"You try again."
Translation:Jij probeert het opnieuw.
I have the same question. To try again and to try something again are different things in English, if only slightly. Actually, there are example sentences, where the direct object is omitted, and they seem fine (though I'm not sure if they are confirmed in any way).
To refer to the sentences you link to
- Probeer opnieuw - Borderline case, since it is an order it is clear what you have to try again. Though probeer het opnieuw would be clearer.
- Probeer met alle middelen. - This is not a complete sentence in Dutch and will lead to the question, what do you have to try by all means? It's just a literal translation from English.
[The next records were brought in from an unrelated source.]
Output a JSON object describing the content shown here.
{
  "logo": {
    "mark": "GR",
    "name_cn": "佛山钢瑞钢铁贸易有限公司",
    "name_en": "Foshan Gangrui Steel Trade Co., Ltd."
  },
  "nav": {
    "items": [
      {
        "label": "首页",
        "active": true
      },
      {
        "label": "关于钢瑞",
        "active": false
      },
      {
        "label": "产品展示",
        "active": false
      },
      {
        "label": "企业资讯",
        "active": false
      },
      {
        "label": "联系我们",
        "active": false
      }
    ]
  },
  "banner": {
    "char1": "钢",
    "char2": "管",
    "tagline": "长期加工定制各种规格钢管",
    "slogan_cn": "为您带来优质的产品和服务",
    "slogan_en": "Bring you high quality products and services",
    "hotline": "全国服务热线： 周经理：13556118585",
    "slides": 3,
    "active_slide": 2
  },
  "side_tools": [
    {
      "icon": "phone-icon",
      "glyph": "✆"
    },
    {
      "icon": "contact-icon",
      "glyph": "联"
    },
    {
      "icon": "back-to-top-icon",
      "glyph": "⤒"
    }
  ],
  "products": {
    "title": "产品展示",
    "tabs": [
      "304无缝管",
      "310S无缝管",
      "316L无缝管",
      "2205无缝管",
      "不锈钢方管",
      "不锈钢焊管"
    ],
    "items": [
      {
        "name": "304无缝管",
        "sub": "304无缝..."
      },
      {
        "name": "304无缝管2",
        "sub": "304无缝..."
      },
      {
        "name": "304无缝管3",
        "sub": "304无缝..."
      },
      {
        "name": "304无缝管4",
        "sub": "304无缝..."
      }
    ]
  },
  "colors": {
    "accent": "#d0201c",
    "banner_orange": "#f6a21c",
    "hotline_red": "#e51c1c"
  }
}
- Je moest proberen. - Again a literal translation from English, this is not a complete sentence in Dutch and will lead to the question, what did you have to try?
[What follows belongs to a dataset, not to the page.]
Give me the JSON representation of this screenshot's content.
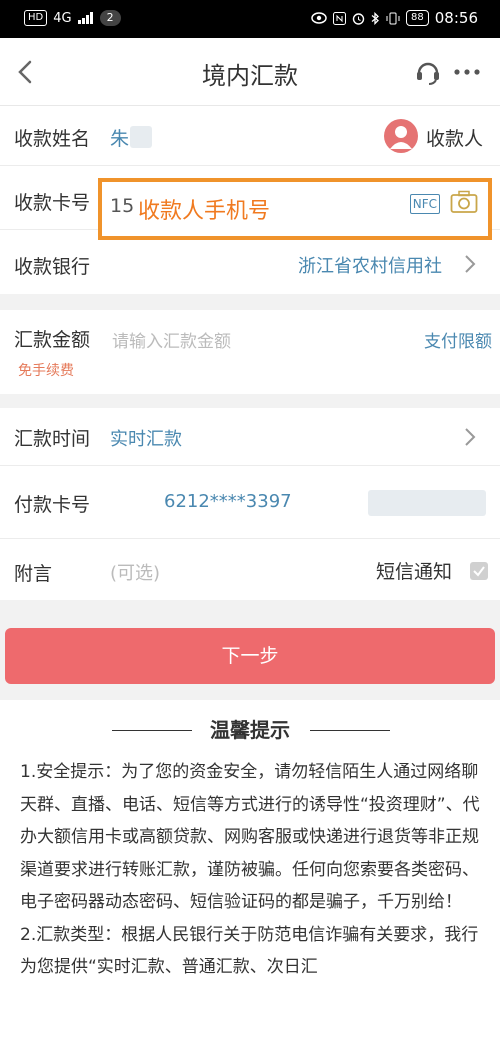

So in summary, if you leave het out, you create the question: Try what (again)?
Thanks! So it's rather like in German where you cannot lose the "es" with "versuchen" either. Now I wonder if the (common?) "You try again" is originally elliptical, too.
My thought exactly, the english here leaves you wondering what to try again, so I gave a translation which did the same.